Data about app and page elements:
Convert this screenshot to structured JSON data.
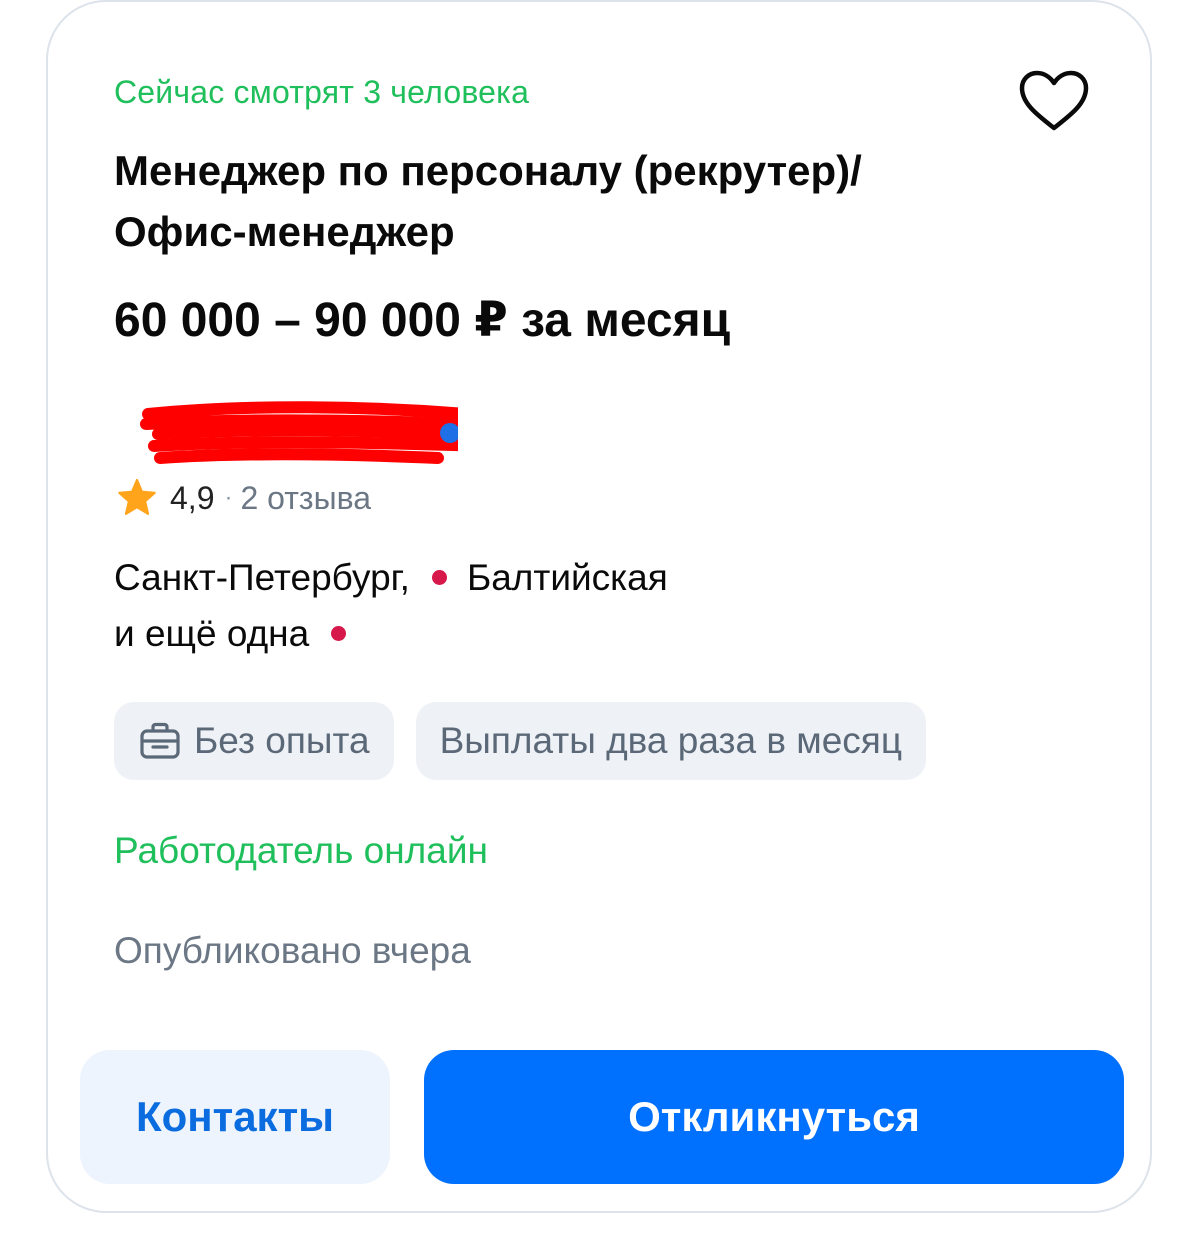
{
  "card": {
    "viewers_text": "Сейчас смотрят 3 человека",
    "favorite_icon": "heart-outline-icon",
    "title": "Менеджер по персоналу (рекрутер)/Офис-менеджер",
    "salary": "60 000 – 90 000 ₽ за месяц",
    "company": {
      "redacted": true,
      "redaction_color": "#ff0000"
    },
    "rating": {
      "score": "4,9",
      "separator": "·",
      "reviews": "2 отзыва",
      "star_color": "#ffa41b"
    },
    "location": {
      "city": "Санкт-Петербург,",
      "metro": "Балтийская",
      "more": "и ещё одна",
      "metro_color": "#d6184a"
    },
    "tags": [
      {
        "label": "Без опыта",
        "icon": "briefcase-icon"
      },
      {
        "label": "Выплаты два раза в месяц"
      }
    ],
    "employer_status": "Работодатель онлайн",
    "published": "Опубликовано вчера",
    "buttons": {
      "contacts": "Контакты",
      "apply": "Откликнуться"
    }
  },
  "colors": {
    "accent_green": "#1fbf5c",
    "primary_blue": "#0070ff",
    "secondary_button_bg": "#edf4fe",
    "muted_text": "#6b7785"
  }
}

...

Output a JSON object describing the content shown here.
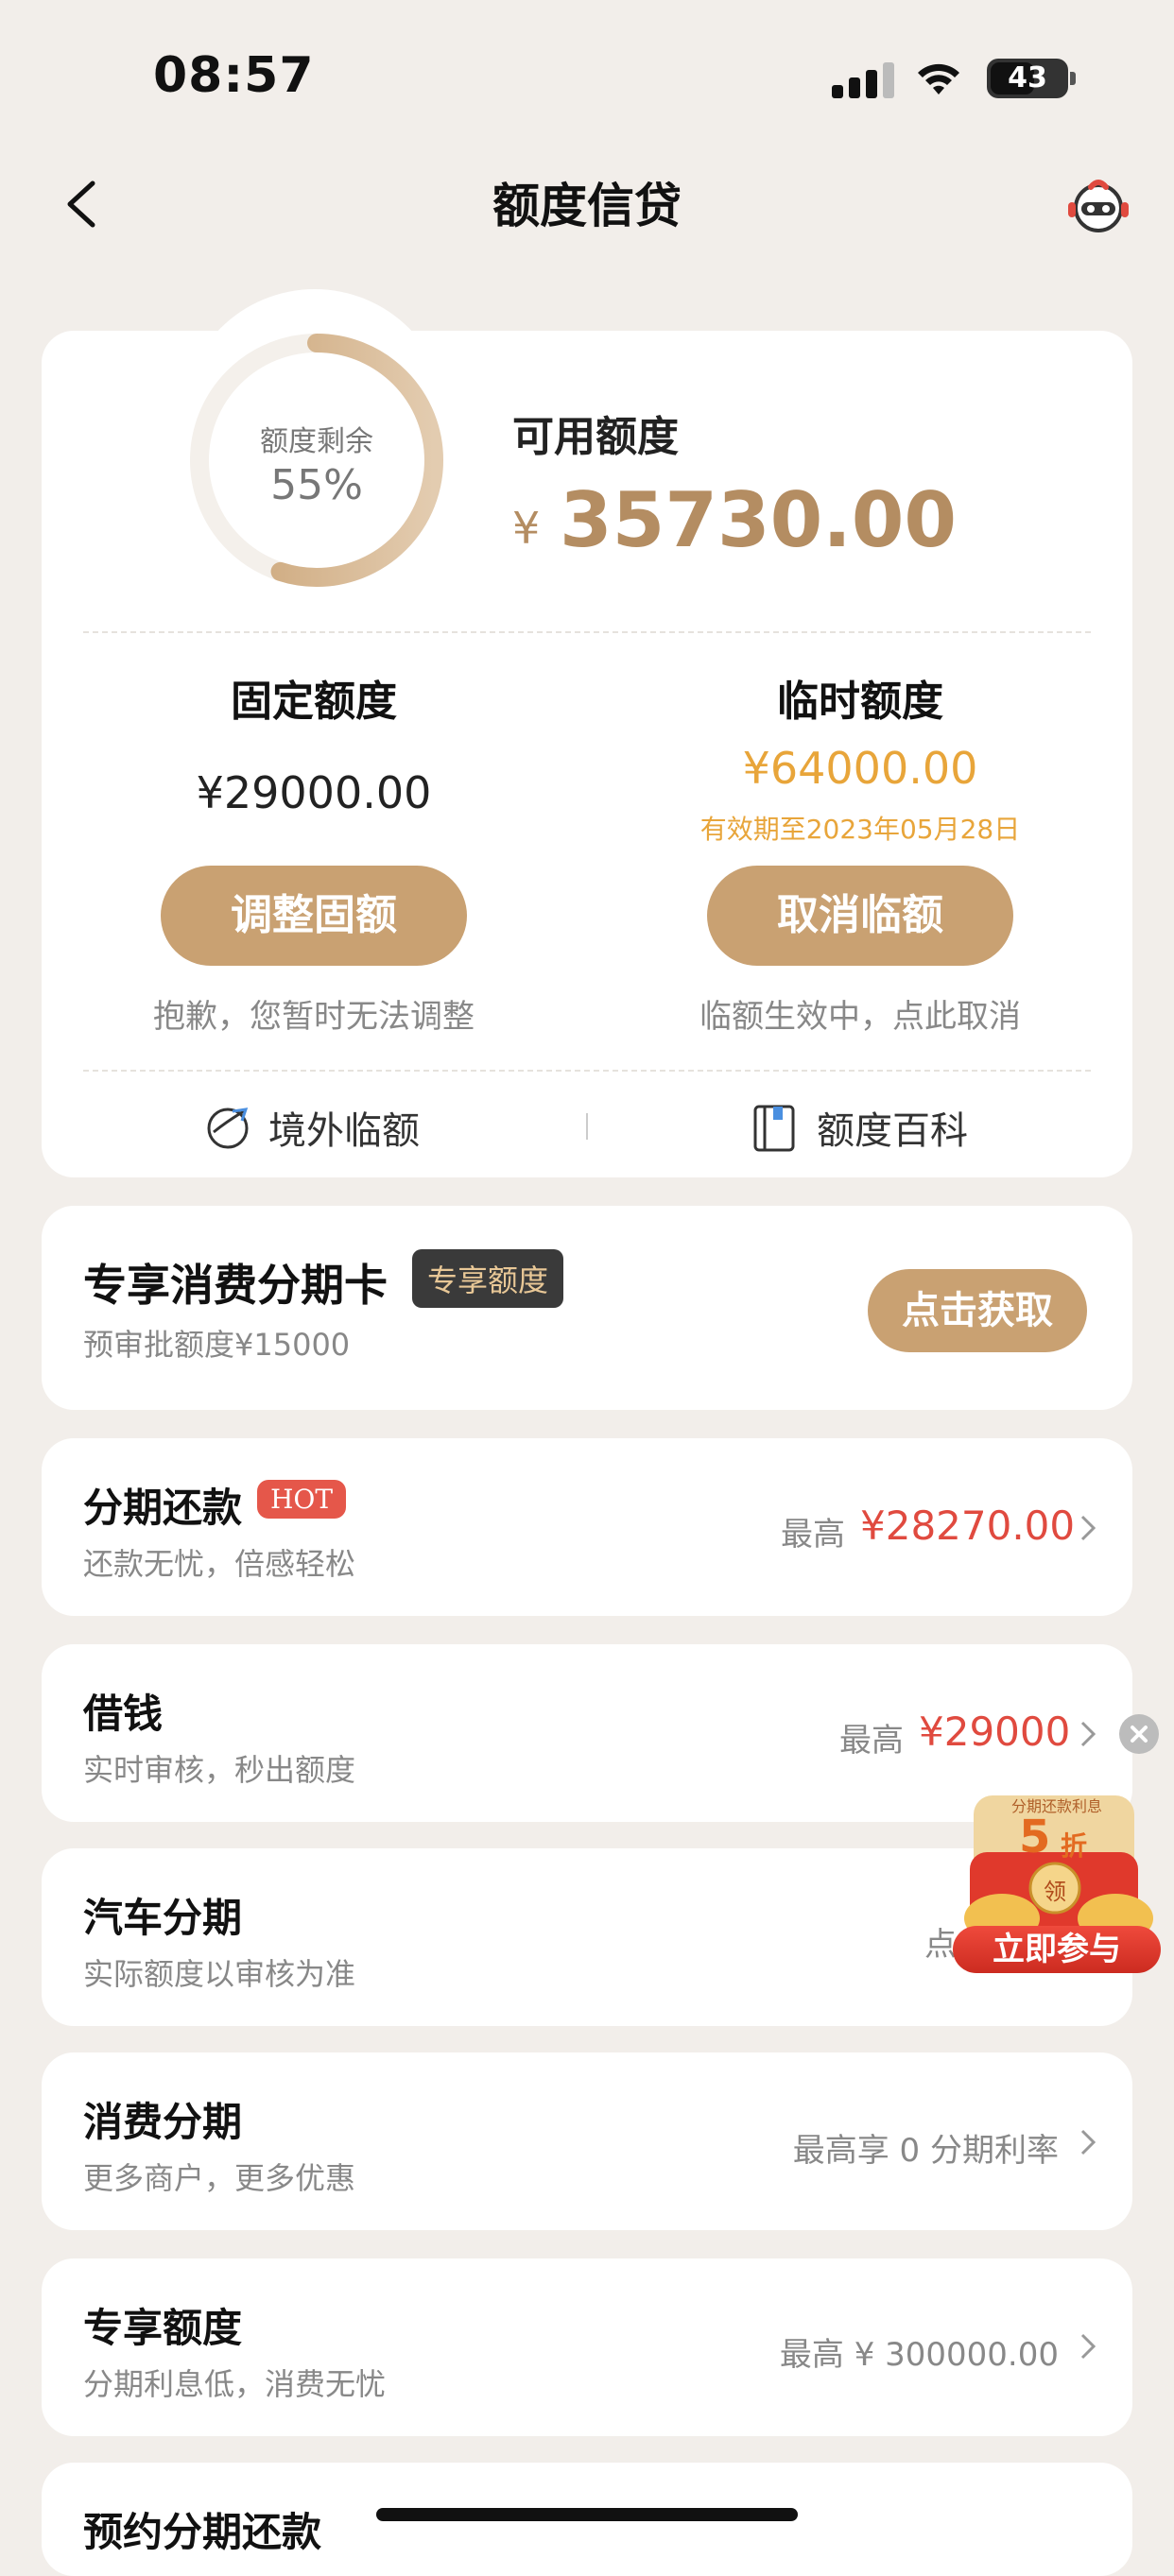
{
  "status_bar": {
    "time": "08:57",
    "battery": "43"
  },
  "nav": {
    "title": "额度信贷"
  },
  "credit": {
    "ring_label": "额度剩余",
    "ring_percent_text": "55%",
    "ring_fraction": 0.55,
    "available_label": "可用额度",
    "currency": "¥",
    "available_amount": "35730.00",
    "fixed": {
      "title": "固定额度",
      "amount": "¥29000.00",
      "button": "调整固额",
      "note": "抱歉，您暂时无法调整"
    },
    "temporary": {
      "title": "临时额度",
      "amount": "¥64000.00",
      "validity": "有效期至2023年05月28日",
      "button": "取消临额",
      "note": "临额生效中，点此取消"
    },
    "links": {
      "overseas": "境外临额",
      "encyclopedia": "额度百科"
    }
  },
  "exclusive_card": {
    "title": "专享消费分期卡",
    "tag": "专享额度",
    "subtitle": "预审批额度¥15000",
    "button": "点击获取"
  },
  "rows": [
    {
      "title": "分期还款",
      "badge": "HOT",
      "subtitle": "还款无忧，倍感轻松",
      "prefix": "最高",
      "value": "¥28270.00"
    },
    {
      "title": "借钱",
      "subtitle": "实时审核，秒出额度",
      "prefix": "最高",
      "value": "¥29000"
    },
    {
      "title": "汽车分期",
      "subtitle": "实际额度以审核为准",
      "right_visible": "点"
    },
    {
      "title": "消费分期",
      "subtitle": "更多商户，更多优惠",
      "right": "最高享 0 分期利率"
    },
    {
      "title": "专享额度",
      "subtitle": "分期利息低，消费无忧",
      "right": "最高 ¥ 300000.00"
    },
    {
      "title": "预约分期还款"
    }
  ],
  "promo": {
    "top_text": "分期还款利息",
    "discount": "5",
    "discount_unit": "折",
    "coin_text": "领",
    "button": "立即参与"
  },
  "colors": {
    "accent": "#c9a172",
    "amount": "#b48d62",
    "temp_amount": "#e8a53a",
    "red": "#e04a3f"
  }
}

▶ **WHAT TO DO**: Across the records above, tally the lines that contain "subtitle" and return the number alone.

▶ **RESPONSE BOX**: 6